The wines they produce are separated into two ranges: Rare Grapes Collection, composed by varietal wine, where the Arinto dos Açores, Verdelho, Terrantez do Pico and Volcanic Series appear together with Rosé Vulcânico and Tinto Vulcânico. I was lucky enough, and I can even say I had the privilege to taste a few of these wines, seeing as the Terrantez do Pico, for example, was only enough for 380 bottles. One thing they all have in common comes from the maritime breeze and an inevitable – and why not just say it – acidity that feels somewhat accentuated; perhaps due to the volcanic soils. That same acidity accentuates the minerality and salt level, which are common to all the wines. They deserve to and must be tasted and drunk with some care, as they always enclose the conditions in which they were born.
A better example of what I just mentioned is the Rosé Vulcânico 2014, poor in colour and light in alcohol, it unleashes aromas of very present and very clean red fruits and, in the background, a few notes of the sea as well as the inevitable presence of a note of iodine and salinity. This factor, the pinch of salt you feel on the palate, is what brings an element of surprise and may even drive some connoisseurs away. Otherwise, it reveals enough intensity to shine when drunk with oriental-style food.
Two Arinto dos Açores of the 2014 harvest were out for tasting – neither is in any way similar to the continental Arinto; one of them fermented on lees and is thus called Arinto dos Açores “Sur Lies” 2014. The more electric version, an Arinto do Açores 2014, exhibits enviable finesse. It is much less compact, although the acidity must highlight the citrus notes that merge with the mineral flavour, and once again, in this case, the saline aftertaste highlights the finish.

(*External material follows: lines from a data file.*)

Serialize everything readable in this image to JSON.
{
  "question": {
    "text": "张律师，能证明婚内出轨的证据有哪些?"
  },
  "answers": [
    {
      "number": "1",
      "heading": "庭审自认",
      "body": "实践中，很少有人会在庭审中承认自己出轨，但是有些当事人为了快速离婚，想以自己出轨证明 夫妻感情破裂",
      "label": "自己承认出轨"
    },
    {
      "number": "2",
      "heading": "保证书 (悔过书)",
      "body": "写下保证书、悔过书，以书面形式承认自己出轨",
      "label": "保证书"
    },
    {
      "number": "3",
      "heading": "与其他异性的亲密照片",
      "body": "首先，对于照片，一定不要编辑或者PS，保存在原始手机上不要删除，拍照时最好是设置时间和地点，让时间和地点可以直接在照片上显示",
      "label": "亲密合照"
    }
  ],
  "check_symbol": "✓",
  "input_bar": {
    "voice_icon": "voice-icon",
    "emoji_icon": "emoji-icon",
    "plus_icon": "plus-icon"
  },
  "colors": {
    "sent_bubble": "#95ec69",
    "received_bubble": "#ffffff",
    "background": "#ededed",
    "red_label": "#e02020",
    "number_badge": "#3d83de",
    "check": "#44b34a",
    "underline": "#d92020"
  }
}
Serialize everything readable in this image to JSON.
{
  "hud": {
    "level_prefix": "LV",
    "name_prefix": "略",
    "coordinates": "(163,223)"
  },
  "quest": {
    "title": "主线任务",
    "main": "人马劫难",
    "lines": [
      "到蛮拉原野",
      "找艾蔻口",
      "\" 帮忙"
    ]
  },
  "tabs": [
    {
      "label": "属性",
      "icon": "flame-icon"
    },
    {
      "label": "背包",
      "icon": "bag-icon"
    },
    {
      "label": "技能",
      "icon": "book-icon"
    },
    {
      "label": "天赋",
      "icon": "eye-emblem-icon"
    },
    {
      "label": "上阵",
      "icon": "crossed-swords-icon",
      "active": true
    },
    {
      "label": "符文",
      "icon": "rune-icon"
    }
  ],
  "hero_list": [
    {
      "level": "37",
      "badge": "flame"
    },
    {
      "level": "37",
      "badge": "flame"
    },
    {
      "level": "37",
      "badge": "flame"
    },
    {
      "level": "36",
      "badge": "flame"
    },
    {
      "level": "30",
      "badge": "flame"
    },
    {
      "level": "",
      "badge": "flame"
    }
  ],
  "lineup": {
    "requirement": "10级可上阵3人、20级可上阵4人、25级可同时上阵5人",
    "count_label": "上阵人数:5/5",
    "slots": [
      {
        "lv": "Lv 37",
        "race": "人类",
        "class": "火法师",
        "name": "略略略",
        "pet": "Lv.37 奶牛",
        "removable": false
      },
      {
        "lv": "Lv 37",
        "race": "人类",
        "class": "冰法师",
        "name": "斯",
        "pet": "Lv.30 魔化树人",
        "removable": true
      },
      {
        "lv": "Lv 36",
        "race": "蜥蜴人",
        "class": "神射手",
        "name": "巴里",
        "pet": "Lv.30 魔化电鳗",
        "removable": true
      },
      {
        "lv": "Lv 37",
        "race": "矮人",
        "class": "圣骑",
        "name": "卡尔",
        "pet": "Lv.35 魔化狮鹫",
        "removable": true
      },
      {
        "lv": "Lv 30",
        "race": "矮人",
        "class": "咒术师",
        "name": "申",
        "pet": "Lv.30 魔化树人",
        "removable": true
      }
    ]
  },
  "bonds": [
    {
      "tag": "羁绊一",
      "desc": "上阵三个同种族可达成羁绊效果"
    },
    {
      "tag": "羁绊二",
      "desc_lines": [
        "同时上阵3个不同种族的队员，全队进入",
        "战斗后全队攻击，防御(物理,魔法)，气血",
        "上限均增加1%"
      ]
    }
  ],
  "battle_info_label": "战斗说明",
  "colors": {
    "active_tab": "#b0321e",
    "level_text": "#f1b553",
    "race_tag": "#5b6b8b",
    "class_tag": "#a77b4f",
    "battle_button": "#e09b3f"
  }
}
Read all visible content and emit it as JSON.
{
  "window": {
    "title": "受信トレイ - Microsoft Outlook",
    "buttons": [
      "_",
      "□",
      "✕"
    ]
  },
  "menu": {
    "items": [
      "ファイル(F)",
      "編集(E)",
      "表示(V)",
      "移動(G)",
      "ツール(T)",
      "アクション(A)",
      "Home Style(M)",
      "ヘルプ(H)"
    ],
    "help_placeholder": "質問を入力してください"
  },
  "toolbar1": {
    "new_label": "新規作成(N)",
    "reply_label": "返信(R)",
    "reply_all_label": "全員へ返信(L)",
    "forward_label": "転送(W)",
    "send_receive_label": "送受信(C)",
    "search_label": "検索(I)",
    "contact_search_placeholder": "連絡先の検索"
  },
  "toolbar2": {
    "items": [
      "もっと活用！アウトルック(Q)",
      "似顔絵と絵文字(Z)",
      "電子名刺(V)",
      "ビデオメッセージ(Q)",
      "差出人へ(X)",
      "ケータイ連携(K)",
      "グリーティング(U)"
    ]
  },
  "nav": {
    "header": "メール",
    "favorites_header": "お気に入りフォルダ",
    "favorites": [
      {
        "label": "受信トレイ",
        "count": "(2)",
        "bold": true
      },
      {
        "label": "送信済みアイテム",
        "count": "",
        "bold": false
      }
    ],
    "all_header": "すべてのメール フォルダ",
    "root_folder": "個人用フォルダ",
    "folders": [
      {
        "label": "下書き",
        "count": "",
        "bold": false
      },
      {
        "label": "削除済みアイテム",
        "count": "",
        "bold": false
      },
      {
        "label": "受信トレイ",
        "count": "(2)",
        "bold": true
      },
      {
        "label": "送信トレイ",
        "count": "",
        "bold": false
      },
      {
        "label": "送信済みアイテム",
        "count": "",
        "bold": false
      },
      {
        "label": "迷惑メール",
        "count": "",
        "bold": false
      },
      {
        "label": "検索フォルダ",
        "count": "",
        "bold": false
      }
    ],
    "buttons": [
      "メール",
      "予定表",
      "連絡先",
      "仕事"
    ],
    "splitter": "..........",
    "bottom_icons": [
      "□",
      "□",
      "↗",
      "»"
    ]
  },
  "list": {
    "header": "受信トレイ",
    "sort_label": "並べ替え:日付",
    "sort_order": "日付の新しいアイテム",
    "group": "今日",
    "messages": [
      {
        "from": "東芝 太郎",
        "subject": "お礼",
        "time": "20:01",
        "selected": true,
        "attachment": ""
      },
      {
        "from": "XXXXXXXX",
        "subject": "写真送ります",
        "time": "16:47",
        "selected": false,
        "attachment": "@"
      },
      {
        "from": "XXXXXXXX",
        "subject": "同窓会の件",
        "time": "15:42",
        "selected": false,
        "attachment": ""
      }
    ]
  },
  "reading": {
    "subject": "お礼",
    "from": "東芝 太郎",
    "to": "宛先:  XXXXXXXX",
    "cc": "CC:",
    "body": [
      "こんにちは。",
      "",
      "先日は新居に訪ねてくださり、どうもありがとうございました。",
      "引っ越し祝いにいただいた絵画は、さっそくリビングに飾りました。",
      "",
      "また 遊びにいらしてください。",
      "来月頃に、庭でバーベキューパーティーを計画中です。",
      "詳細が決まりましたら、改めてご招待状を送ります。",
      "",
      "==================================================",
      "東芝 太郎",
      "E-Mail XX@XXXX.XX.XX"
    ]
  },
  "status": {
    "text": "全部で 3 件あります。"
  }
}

On the almost opposite end, “Sur Lies” bets on all of the above although it further enhances everything a little bit. Let’s say it has built up more muscle. Anything that comes in a shell will beautifully harmonise with these two wines at once.
For the end, I will leave the one I consider to be the star of the company, Terrantez do Pico 2014. Coming from one of the 380 bottles produced, it makes a better cupboard wine than a garage wine, and all the better if it’s under controlled temperature because it will hold up well for a good few years. A delicate and refined complexity encircles the blend; it presents quite varied citrus notes, from the riper to the more bitter ones, including nuances of light tropical characteristics. Its exuberance is little to none, yet it seems to need some time to develop, because it’s still closed-in at the moment, while taken over by mineral austerity and an aftertaste of the sea breeze.
Rua dos Biscoitos, Nº3
9950-542 Madalena – Pico Açores